From the entries below, report how many lines contain the string "called". Give only that number.

Data about app and page elements
[Start of section]

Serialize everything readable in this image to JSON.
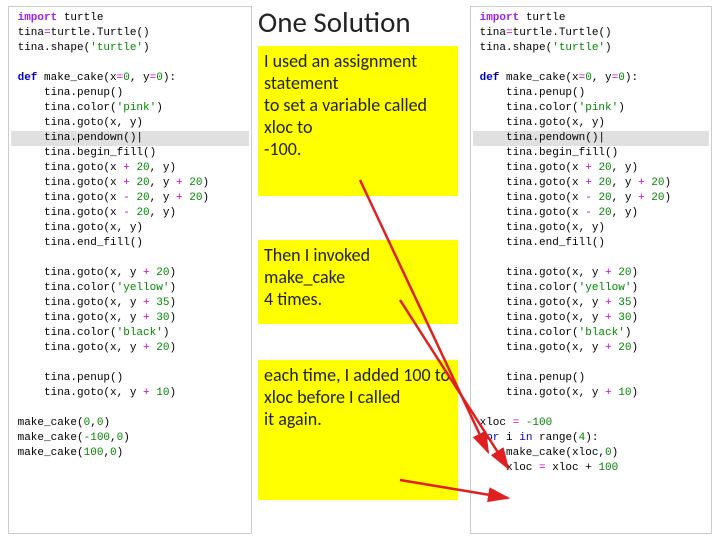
{
  "title": "One Solution",
  "box1": "I used an assignment statement\nto set a variable called xloc to\n-100.",
  "box2": "Then I invoked make_cake\n4 times.",
  "box3": "each time, I added 100 to xloc before I called\nit again.",
  "code_common_head": [
    {
      "t": "import",
      "cls": "kw-import",
      "post": " turtle"
    },
    {
      "raw": "tina",
      "post": "",
      "eq": true,
      "after": "turtle.Turtle()"
    },
    {
      "raw": "tina.shape(",
      "str": "'turtle'",
      "post": ")"
    }
  ],
  "code_fn": {
    "def_sig": "make_cake(x",
    "eq1": "=",
    "num1": "0",
    "mid": ", y",
    "eq2": "=",
    "num2": "0",
    "end": "):",
    "body": [
      "    tina.penup()",
      "    tina.color('pink')",
      "    tina.goto(x, y)",
      "    tina.pendown()|",
      "    tina.begin_fill()",
      "    tina.goto(x + 20, y)",
      "    tina.goto(x + 20, y + 20)",
      "    tina.goto(x - 20, y + 20)",
      "    tina.goto(x - 20, y)",
      "    tina.goto(x, y)",
      "    tina.end_fill()",
      "",
      "    tina.goto(x, y + 20)",
      "    tina.color('yellow')",
      "    tina.goto(x, y + 35)",
      "    tina.goto(x, y + 30)",
      "    tina.color('black')",
      "    tina.goto(x, y + 20)",
      "",
      "    tina.penup()",
      "    tina.goto(x, y + 10)"
    ]
  },
  "left_calls": [
    "make_cake(0,0)",
    "make_cake(-100,0)",
    "make_cake(100,0)"
  ],
  "right_loop": {
    "l1_a": "xloc ",
    "l1_eq": "=",
    "l1_b": " ",
    "l1_num": "-100",
    "l2_for": "for",
    "l2_mid": " i ",
    "l2_in": "in",
    "l2_range": " range(",
    "l2_num": "4",
    "l2_end": "):",
    "l3": "    make_cake(xloc,",
    "l3_num": "0",
    "l3_end": ")",
    "l4_a": "    xloc ",
    "l4_eq": "=",
    "l4_b": " xloc + ",
    "l4_num": "100"
  }
}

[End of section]

• [ANSWER SECTION]: 2